(Data items)
━━━━━━━━━━

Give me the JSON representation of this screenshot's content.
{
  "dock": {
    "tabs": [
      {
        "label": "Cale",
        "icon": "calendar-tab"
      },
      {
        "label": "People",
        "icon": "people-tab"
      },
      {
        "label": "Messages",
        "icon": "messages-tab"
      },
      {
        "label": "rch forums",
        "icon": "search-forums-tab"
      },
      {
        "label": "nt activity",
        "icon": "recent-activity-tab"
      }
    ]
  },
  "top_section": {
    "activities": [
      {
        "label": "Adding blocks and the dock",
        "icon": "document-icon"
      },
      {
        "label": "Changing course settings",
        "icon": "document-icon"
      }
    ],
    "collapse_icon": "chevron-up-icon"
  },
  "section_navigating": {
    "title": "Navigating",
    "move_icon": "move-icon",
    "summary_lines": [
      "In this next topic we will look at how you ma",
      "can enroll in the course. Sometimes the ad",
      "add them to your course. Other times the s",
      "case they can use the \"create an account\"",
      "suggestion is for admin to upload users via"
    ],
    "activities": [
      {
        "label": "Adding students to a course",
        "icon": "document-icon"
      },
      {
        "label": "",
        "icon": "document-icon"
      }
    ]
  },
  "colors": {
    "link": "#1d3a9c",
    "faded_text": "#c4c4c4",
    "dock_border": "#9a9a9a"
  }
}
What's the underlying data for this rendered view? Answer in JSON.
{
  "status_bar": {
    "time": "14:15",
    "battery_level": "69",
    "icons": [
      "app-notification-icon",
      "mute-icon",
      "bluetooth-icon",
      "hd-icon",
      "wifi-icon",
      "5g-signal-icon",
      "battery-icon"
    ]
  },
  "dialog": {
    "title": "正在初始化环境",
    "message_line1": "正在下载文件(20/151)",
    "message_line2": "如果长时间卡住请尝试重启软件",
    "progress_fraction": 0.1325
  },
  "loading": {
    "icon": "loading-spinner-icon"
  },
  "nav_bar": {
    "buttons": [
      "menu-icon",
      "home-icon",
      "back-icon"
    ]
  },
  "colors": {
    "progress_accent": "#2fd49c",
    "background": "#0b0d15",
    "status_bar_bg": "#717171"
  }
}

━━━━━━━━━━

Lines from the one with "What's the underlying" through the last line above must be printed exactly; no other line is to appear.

What's the underlying data for this rendered view? Answer in JSON.
{
  "status_bar": {
    "time": "14:15",
    "battery_level": "69",
    "icons": [
      "app-notification-icon",
      "mute-icon",
      "bluetooth-icon",
      "hd-icon",
      "wifi-icon",
      "5g-signal-icon",
      "battery-icon"
    ]
  },
  "dialog": {
    "title": "正在初始化环境",
    "message_line1": "正在下载文件(20/151)",
    "message_line2": "如果长时间卡住请尝试重启软件",
    "progress_fraction": 0.1325
  },
  "loading": {
    "icon": "loading-spinner-icon"
  },
  "nav_bar": {
    "buttons": [
      "menu-icon",
      "home-icon",
      "back-icon"
    ]
  },
  "colors": {
    "progress_accent": "#2fd49c",
    "background": "#0b0d15",
    "status_bar_bg": "#717171"
  }
}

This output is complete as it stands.